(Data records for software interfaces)
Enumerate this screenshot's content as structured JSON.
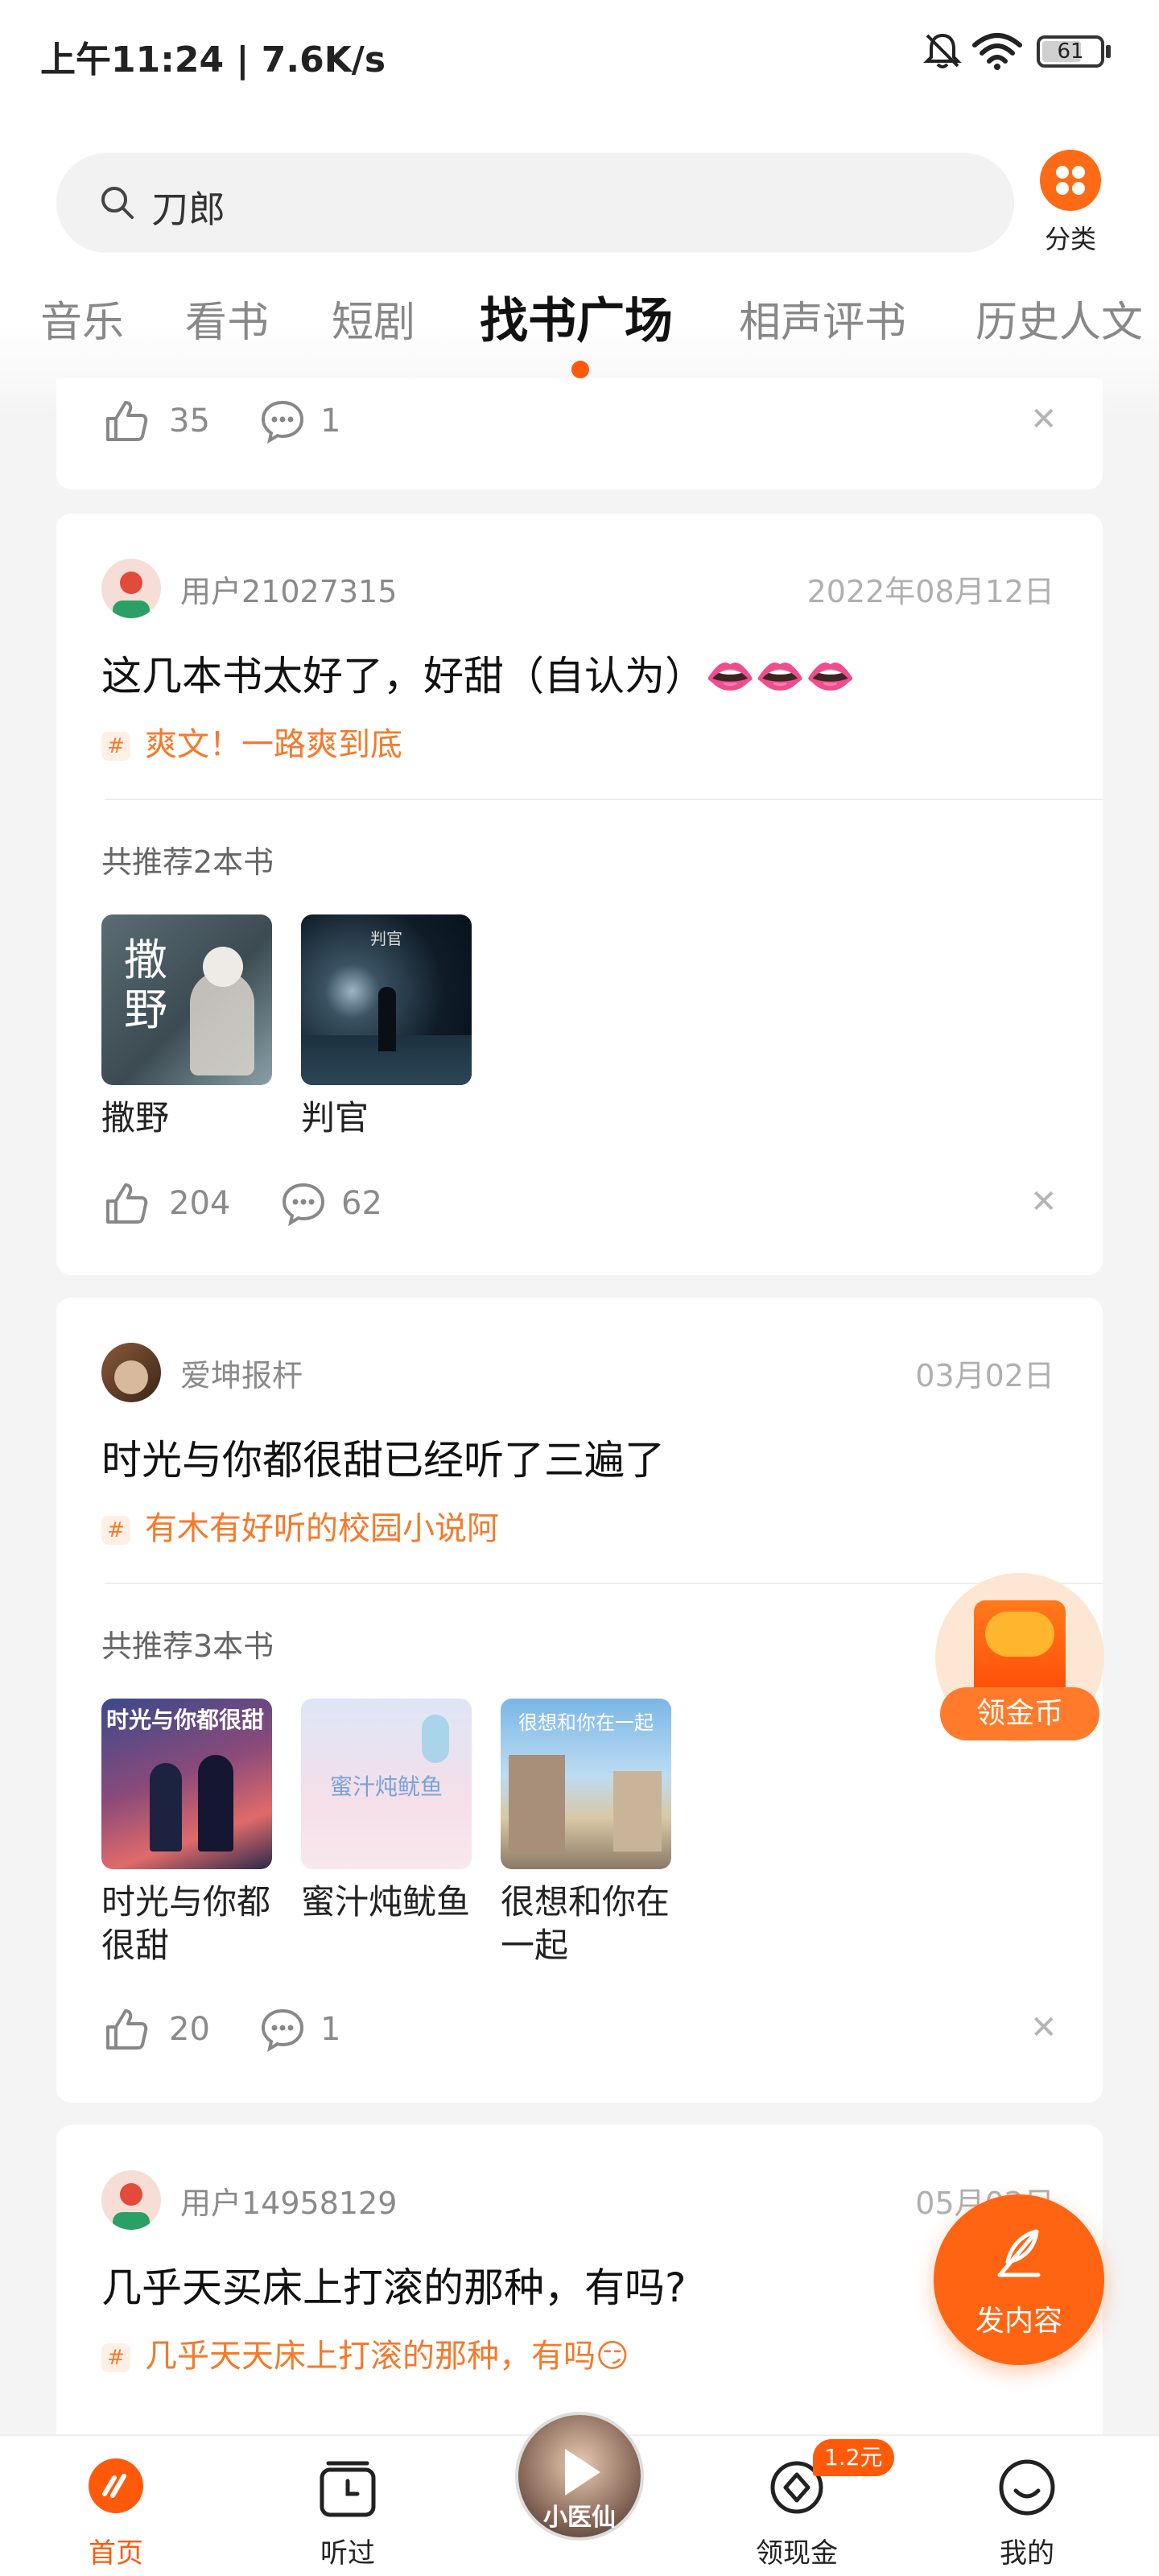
{
  "status_bar": {
    "time": "上午11:24 | 7.6K/s",
    "battery": "61"
  },
  "search": {
    "placeholder": "刀郎"
  },
  "category_button": {
    "label": "分类"
  },
  "tabs": [
    "音乐",
    "看书",
    "短剧",
    "找书广场",
    "相声评书",
    "历史人文"
  ],
  "active_tab": "找书广场",
  "colors": {
    "accent": "#ff5a0a",
    "tag": "#f57a2a"
  },
  "top_card": {
    "likes": "35",
    "comments": "1"
  },
  "posts": [
    {
      "user": "用户21027315",
      "date": "2022年08月12日",
      "title": "这几本书太好了，好甜（自认为）👄👄👄",
      "tag": "爽文！一路爽到底",
      "rec_count": "共推荐2本书",
      "books": [
        {
          "title": "撒野",
          "cover_text": "撒野"
        },
        {
          "title": "判官",
          "cover_text": "判官"
        }
      ],
      "likes": "204",
      "comments": "62"
    },
    {
      "user": "爱坤报杆",
      "date": "03月02日",
      "title": "时光与你都很甜已经听了三遍了",
      "tag": "有木有好听的校园小说阿",
      "rec_count": "共推荐3本书",
      "books": [
        {
          "title": "时光与你都很甜",
          "cover_text": "时光与你都很甜"
        },
        {
          "title": "蜜汁炖鱿鱼",
          "cover_text": "蜜汁炖鱿鱼"
        },
        {
          "title": "很想和你在一起",
          "cover_text": "很想和你在一起"
        }
      ],
      "likes": "20",
      "comments": "1"
    },
    {
      "user": "用户14958129",
      "date": "05月02日",
      "title": "几乎天买床上打滚的那种，有吗?",
      "tag": "几乎天天床上打滚的那种，有吗😏"
    }
  ],
  "floating": {
    "coins": "领金币",
    "post": "发内容"
  },
  "bottom_nav": {
    "home": "首页",
    "history": "听过",
    "player_cover": "小医仙",
    "cash": "领现金",
    "cash_badge": "1.2元",
    "me": "我的"
  }
}
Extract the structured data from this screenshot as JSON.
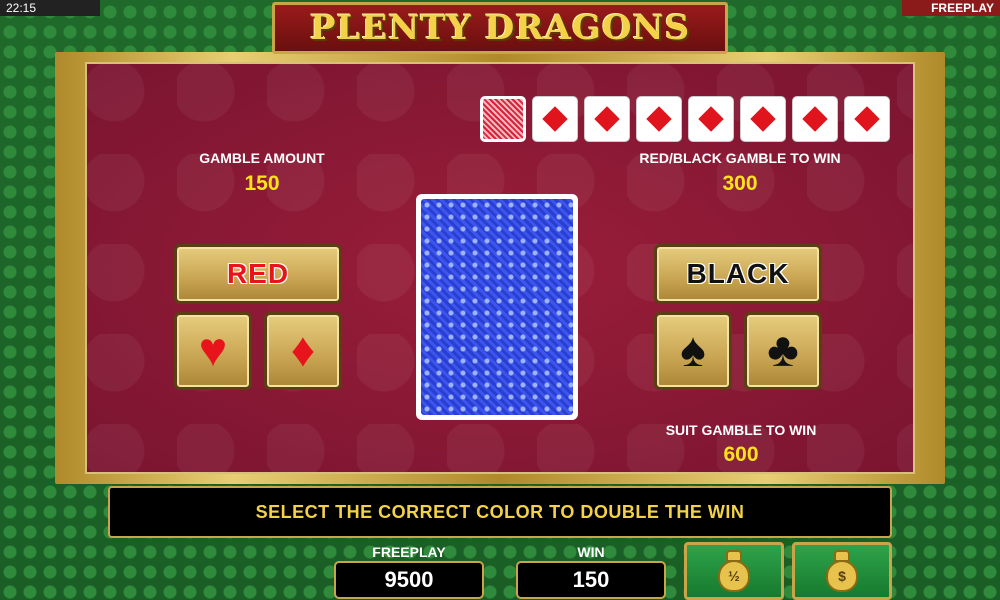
{
  "status": {
    "time": "22:15",
    "mode": "FREEPLAY"
  },
  "title": "PLENTY DRAGONS",
  "history": {
    "cards": [
      "back",
      "diamond",
      "diamond",
      "diamond",
      "diamond",
      "diamond",
      "diamond",
      "diamond"
    ]
  },
  "gamble_amount": {
    "label": "GAMBLE AMOUNT",
    "value": "150"
  },
  "color_win": {
    "label": "RED/BLACK GAMBLE TO WIN",
    "value": "300"
  },
  "suit_win": {
    "label": "SUIT GAMBLE TO WIN",
    "value": "600"
  },
  "buttons": {
    "red": "RED",
    "black": "BLACK",
    "heart": "♥",
    "diamond": "♦",
    "spade": "♠",
    "club": "♣"
  },
  "message": "SELECT THE CORRECT COLOR TO DOUBLE THE WIN",
  "freeplay": {
    "label": "FREEPLAY",
    "value": "9500"
  },
  "win": {
    "label": "WIN",
    "value": "150"
  },
  "collect": {
    "half_label": "½",
    "full_label": "$"
  },
  "colors": {
    "red": "#e8141c",
    "gold": "#c9a54a",
    "yellow": "#ffe21a",
    "green": "#1a5e25",
    "crimson": "#8a1732"
  }
}
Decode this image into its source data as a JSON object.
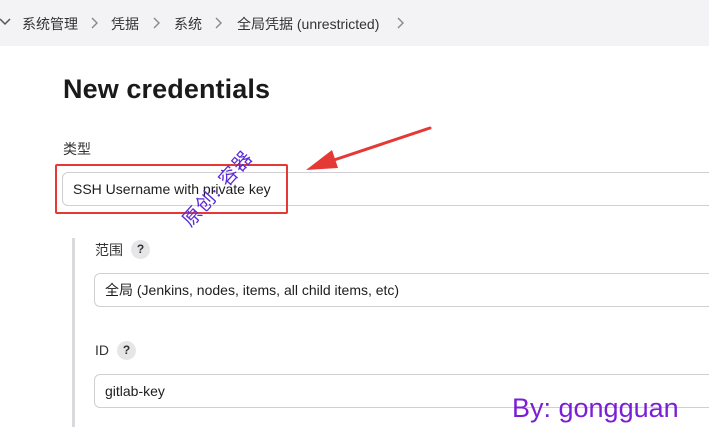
{
  "breadcrumb": {
    "items": [
      "系统管理",
      "凭据",
      "系统",
      "全局凭据 (unrestricted)"
    ]
  },
  "page": {
    "title": "New credentials"
  },
  "form": {
    "type_label": "类型",
    "type_value": "SSH Username with private key",
    "scope_label": "范围",
    "scope_help": "?",
    "scope_value": "全局 (Jenkins, nodes, items, all child items, etc)",
    "id_label": "ID",
    "id_help": "?",
    "id_value": "gitlab-key"
  },
  "annotation": {
    "highlight_color": "#e53935",
    "arrow_color": "#e53935"
  },
  "watermarks": {
    "chinese": "原创: 容器",
    "author": "By: gongguan"
  },
  "colors": {
    "breadcrumb_bg": "#f3f3f5",
    "watermark_purple": "#7a1fd6"
  }
}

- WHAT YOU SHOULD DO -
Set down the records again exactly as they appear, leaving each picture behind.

- ANSWER SPACE -
Enumerate this screenshot's content as structured JSON.
{
  "status_bar": {
    "time": "上午11:24 | 7.6K/s",
    "battery": "61"
  },
  "search": {
    "placeholder": "刀郎"
  },
  "category_button": {
    "label": "分类"
  },
  "tabs": [
    "音乐",
    "看书",
    "短剧",
    "找书广场",
    "相声评书",
    "历史人文"
  ],
  "active_tab": "找书广场",
  "colors": {
    "accent": "#ff5a0a",
    "tag": "#f57a2a"
  },
  "top_card": {
    "likes": "35",
    "comments": "1"
  },
  "posts": [
    {
      "user": "用户21027315",
      "date": "2022年08月12日",
      "title": "这几本书太好了，好甜（自认为）👄👄👄",
      "tag": "爽文！一路爽到底",
      "rec_count": "共推荐2本书",
      "books": [
        {
          "title": "撒野",
          "cover_text": "撒野"
        },
        {
          "title": "判官",
          "cover_text": "判官"
        }
      ],
      "likes": "204",
      "comments": "62"
    },
    {
      "user": "爱坤报杆",
      "date": "03月02日",
      "title": "时光与你都很甜已经听了三遍了",
      "tag": "有木有好听的校园小说阿",
      "rec_count": "共推荐3本书",
      "books": [
        {
          "title": "时光与你都很甜",
          "cover_text": "时光与你都很甜"
        },
        {
          "title": "蜜汁炖鱿鱼",
          "cover_text": "蜜汁炖鱿鱼"
        },
        {
          "title": "很想和你在一起",
          "cover_text": "很想和你在一起"
        }
      ],
      "likes": "20",
      "comments": "1"
    },
    {
      "user": "用户14958129",
      "date": "05月02日",
      "title": "几乎天买床上打滚的那种，有吗?",
      "tag": "几乎天天床上打滚的那种，有吗😏"
    }
  ],
  "floating": {
    "coins": "领金币",
    "post": "发内容"
  },
  "bottom_nav": {
    "home": "首页",
    "history": "听过",
    "player_cover": "小医仙",
    "cash": "领现金",
    "cash_badge": "1.2元",
    "me": "我的"
  }
}
Extract the structured data from this screenshot as JSON.
{
  "status": {
    "time": "22:15",
    "mode": "FREEPLAY"
  },
  "title": "PLENTY DRAGONS",
  "history": {
    "cards": [
      "back",
      "diamond",
      "diamond",
      "diamond",
      "diamond",
      "diamond",
      "diamond",
      "diamond"
    ]
  },
  "gamble_amount": {
    "label": "GAMBLE AMOUNT",
    "value": "150"
  },
  "color_win": {
    "label": "RED/BLACK GAMBLE TO WIN",
    "value": "300"
  },
  "suit_win": {
    "label": "SUIT GAMBLE TO WIN",
    "value": "600"
  },
  "buttons": {
    "red": "RED",
    "black": "BLACK",
    "heart": "♥",
    "diamond": "♦",
    "spade": "♠",
    "club": "♣"
  },
  "message": "SELECT THE CORRECT COLOR TO DOUBLE THE WIN",
  "freeplay": {
    "label": "FREEPLAY",
    "value": "9500"
  },
  "win": {
    "label": "WIN",
    "value": "150"
  },
  "collect": {
    "half_label": "½",
    "full_label": "$"
  },
  "colors": {
    "red": "#e8141c",
    "gold": "#c9a54a",
    "yellow": "#ffe21a",
    "green": "#1a5e25",
    "crimson": "#8a1732"
  }
}
Decode this image into its source data as a JSON object.
{
  "breadcrumb": {
    "items": [
      "系统管理",
      "凭据",
      "系统",
      "全局凭据 (unrestricted)"
    ]
  },
  "page": {
    "title": "New credentials"
  },
  "form": {
    "type_label": "类型",
    "type_value": "SSH Username with private key",
    "scope_label": "范围",
    "scope_help": "?",
    "scope_value": "全局 (Jenkins, nodes, items, all child items, etc)",
    "id_label": "ID",
    "id_help": "?",
    "id_value": "gitlab-key"
  },
  "annotation": {
    "highlight_color": "#e53935",
    "arrow_color": "#e53935"
  },
  "watermarks": {
    "chinese": "原创: 容器",
    "author": "By: gongguan"
  },
  "colors": {
    "breadcrumb_bg": "#f3f3f5",
    "watermark_purple": "#7a1fd6"
  }
}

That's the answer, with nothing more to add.